▶ **Work required**
Nothing but the lines from the one with "Output a JSON" through the final line of the entries should appear in the answer, copied exactly and without pictures.

▶ **Material for this exercise**
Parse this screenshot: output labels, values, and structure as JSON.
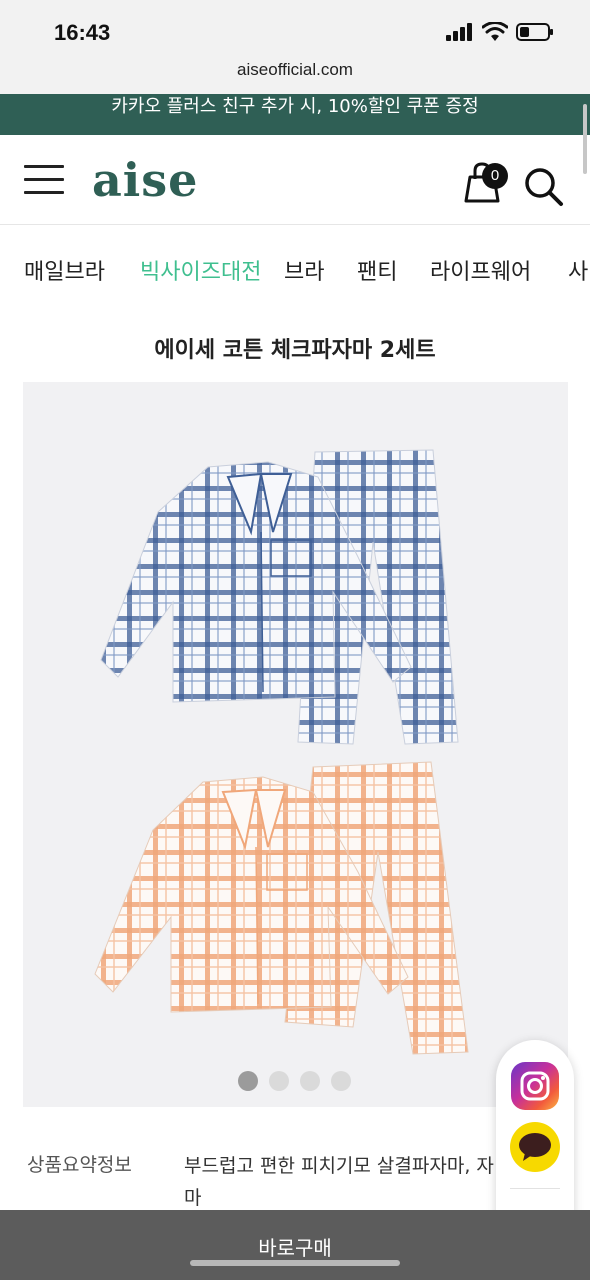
{
  "status_bar": {
    "time": "16:43"
  },
  "browser": {
    "url": "aiseofficial.com"
  },
  "promo": {
    "text": "카카오 플러스 친구 추가 시, 10%할인 쿠폰 증정"
  },
  "header": {
    "logo": "aise",
    "cart_count": "0"
  },
  "categories": [
    {
      "label": "매일브라",
      "active": false
    },
    {
      "label": "빅사이즈대전",
      "active": true
    },
    {
      "label": "브라",
      "active": false
    },
    {
      "label": "팬티",
      "active": false
    },
    {
      "label": "라이프웨어",
      "active": false
    },
    {
      "label": "사",
      "active": false
    }
  ],
  "product": {
    "title": "에이세 코튼 체크파자마 2세트",
    "image_count": 4,
    "current_image": 1,
    "summary_label": "상품요약정보",
    "summary_value": "부드럽고 편한 피치기모 살결파자마, 자마"
  },
  "colors": {
    "brand": "#2f5f55",
    "active_category": "#3fbf8f",
    "buy_bar": "#5c5c5c",
    "blue_check": "#3f5f96",
    "orange_check": "#f0a77a"
  },
  "icons": [
    "hamburger-icon",
    "cart-icon",
    "search-icon",
    "instagram-icon",
    "kakao-talk-icon",
    "chevron-up-icon"
  ],
  "buy_bar": {
    "label": "바로구매"
  }
}
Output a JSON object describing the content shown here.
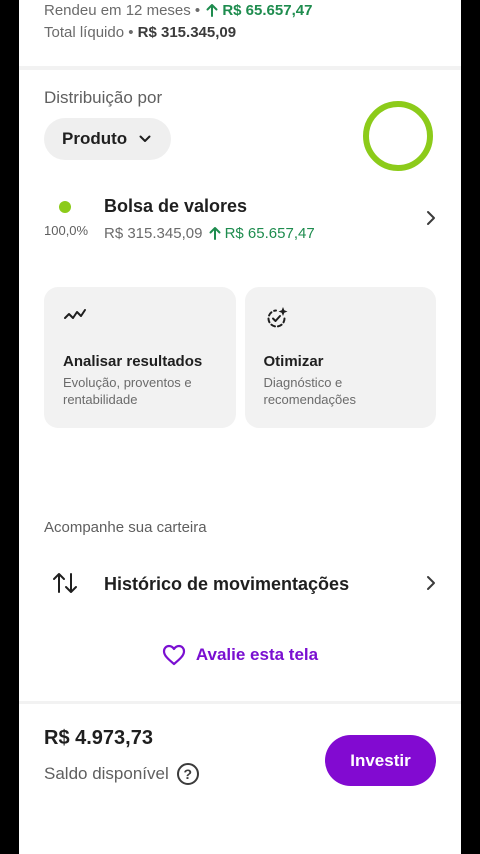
{
  "summary": {
    "yield_label": "Rendeu em 12 meses •",
    "yield_value": "R$ 65.657,47",
    "total_label": "Total líquido •",
    "total_value": "R$ 315.345,09"
  },
  "distribution": {
    "label": "Distribuição por",
    "chip_label": "Produto"
  },
  "assets": [
    {
      "name": "Bolsa de valores",
      "percent": "100,0%",
      "value": "R$ 315.345,09",
      "gain": "R$ 65.657,47",
      "dot_color": "#8ccb1a"
    }
  ],
  "cards": [
    {
      "title": "Analisar resultados",
      "subtitle": "Evolução, proventos e rentabilidade",
      "icon": "trend-icon"
    },
    {
      "title": "Otimizar",
      "subtitle": "Diagnóstico e recomendações",
      "icon": "sparkle-refresh-icon"
    }
  ],
  "track": {
    "label": "Acompanhe sua carteira",
    "history_label": "Histórico de movimentações"
  },
  "rate": {
    "label": "Avalie esta tela"
  },
  "footer": {
    "balance": "R$ 4.973,73",
    "balance_label": "Saldo disponível",
    "help_glyph": "?",
    "invest_label": "Investir"
  },
  "colors": {
    "accent": "#820ad1",
    "gain": "#1e8c4e",
    "chart_ring": "#8ccb1a"
  }
}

▶ **Reply to the exercise**
Output a JSON object describing the content shown here.
{
  "summary": {
    "yield_label": "Rendeu em 12 meses •",
    "yield_value": "R$ 65.657,47",
    "total_label": "Total líquido •",
    "total_value": "R$ 315.345,09"
  },
  "distribution": {
    "label": "Distribuição por",
    "chip_label": "Produto"
  },
  "assets": [
    {
      "name": "Bolsa de valores",
      "percent": "100,0%",
      "value": "R$ 315.345,09",
      "gain": "R$ 65.657,47",
      "dot_color": "#8ccb1a"
    }
  ],
  "cards": [
    {
      "title": "Analisar resultados",
      "subtitle": "Evolução, proventos e rentabilidade",
      "icon": "trend-icon"
    },
    {
      "title": "Otimizar",
      "subtitle": "Diagnóstico e recomendações",
      "icon": "sparkle-refresh-icon"
    }
  ],
  "track": {
    "label": "Acompanhe sua carteira",
    "history_label": "Histórico de movimentações"
  },
  "rate": {
    "label": "Avalie esta tela"
  },
  "footer": {
    "balance": "R$ 4.973,73",
    "balance_label": "Saldo disponível",
    "help_glyph": "?",
    "invest_label": "Investir"
  },
  "colors": {
    "accent": "#820ad1",
    "gain": "#1e8c4e",
    "chart_ring": "#8ccb1a"
  }
}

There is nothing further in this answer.